◆ Required work: Look through the lines below; wherever the word "this" appears, copy that line.

◆ Interface dataset entries:
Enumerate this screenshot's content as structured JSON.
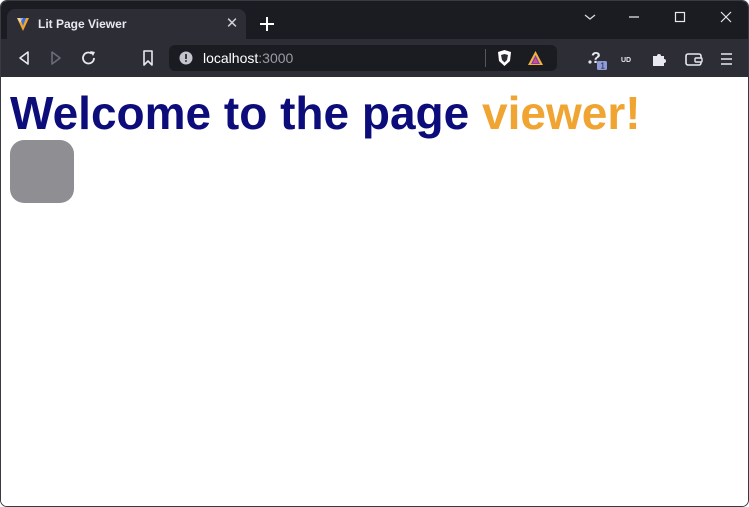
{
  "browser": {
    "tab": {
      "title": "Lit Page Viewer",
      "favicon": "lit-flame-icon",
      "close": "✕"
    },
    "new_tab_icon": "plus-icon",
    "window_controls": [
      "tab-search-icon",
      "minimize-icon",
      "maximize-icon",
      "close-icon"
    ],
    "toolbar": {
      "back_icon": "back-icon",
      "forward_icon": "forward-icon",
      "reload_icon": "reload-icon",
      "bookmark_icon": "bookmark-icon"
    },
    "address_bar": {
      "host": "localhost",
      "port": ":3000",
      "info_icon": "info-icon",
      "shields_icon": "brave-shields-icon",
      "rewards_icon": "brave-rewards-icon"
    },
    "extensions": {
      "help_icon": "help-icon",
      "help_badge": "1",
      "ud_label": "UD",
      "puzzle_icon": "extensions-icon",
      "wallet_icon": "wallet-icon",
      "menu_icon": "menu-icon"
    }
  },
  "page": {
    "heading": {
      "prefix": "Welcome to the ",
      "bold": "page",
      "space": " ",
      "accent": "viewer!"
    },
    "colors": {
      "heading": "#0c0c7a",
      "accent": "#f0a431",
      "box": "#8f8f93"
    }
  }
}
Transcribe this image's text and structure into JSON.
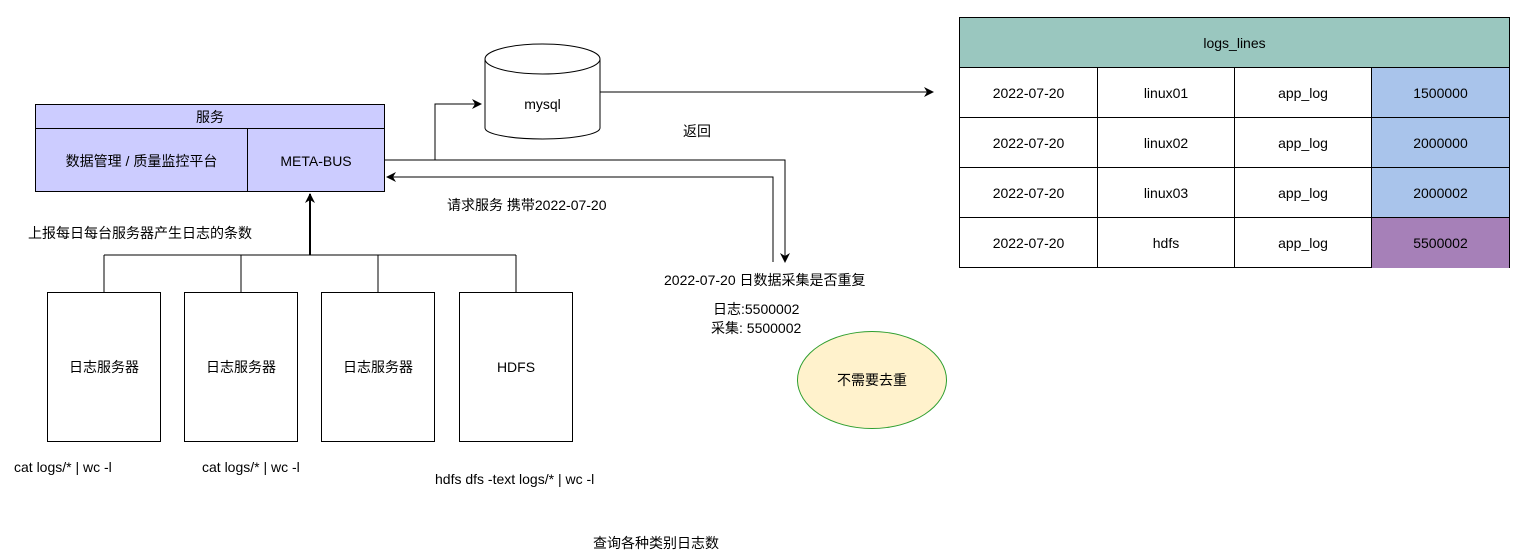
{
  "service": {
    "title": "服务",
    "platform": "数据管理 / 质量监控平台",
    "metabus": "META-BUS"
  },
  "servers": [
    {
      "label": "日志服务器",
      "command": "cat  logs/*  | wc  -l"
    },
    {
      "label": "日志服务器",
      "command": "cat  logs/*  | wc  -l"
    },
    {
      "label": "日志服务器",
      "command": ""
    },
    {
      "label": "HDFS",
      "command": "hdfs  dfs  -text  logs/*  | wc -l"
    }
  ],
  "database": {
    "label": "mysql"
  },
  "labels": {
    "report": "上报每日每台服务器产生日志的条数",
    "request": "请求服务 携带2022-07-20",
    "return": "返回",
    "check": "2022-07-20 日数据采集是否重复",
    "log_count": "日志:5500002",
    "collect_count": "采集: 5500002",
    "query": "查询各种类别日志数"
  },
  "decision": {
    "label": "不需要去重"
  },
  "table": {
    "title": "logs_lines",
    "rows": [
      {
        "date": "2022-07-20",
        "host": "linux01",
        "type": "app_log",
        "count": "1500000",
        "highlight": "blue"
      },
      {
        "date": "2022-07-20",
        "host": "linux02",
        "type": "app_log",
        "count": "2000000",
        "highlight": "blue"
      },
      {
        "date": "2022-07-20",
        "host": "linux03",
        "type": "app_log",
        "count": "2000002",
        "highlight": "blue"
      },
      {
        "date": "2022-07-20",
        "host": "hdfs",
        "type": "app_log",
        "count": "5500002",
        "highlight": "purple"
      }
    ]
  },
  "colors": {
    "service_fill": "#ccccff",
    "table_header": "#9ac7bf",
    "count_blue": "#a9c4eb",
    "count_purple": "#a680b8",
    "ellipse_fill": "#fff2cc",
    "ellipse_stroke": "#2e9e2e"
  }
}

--

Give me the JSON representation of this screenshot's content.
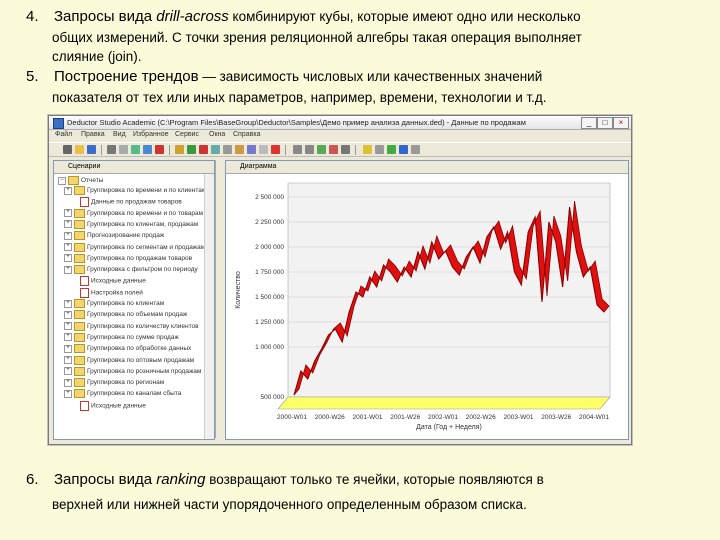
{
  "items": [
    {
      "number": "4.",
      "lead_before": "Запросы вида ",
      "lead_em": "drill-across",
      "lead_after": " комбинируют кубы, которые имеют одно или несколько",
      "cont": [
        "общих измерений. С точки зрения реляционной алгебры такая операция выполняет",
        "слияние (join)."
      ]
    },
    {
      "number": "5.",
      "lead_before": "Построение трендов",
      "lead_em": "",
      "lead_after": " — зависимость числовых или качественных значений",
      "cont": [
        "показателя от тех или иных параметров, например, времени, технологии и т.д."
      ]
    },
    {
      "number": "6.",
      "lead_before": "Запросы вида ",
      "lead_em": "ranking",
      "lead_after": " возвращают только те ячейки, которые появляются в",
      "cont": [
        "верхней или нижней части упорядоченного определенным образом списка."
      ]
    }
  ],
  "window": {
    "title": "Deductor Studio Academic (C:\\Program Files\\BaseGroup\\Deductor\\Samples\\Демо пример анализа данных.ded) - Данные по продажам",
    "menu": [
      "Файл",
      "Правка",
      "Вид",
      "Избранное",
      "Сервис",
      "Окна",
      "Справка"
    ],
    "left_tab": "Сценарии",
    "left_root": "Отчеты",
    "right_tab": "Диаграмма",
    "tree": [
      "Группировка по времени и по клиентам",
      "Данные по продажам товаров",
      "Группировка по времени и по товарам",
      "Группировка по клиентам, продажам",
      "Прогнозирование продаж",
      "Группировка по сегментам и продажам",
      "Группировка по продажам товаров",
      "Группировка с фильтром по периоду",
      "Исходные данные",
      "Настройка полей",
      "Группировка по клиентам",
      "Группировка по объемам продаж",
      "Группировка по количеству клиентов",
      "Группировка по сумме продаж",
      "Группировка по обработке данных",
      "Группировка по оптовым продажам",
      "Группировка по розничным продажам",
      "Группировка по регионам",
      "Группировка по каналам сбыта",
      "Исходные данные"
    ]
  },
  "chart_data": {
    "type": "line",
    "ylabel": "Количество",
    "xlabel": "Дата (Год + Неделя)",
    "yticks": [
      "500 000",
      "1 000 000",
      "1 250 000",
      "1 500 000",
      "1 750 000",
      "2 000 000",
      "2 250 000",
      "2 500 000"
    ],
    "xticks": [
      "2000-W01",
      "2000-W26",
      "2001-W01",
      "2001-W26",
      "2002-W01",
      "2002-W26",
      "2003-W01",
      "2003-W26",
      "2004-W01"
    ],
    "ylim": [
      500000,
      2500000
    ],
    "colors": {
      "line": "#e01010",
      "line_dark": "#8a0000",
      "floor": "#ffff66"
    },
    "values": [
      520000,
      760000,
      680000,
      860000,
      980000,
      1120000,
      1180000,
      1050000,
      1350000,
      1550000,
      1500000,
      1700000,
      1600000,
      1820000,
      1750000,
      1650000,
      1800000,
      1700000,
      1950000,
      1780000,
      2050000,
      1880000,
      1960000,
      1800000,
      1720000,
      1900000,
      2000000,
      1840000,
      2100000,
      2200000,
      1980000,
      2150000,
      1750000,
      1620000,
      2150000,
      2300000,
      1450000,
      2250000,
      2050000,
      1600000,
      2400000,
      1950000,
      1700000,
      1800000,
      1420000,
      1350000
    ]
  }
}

◆ Exercise solution:
Enumerate this screenshot's content as structured JSON.
Transcribe this image's text and structure into JSON.
Give me the JSON representation of this screenshot's content.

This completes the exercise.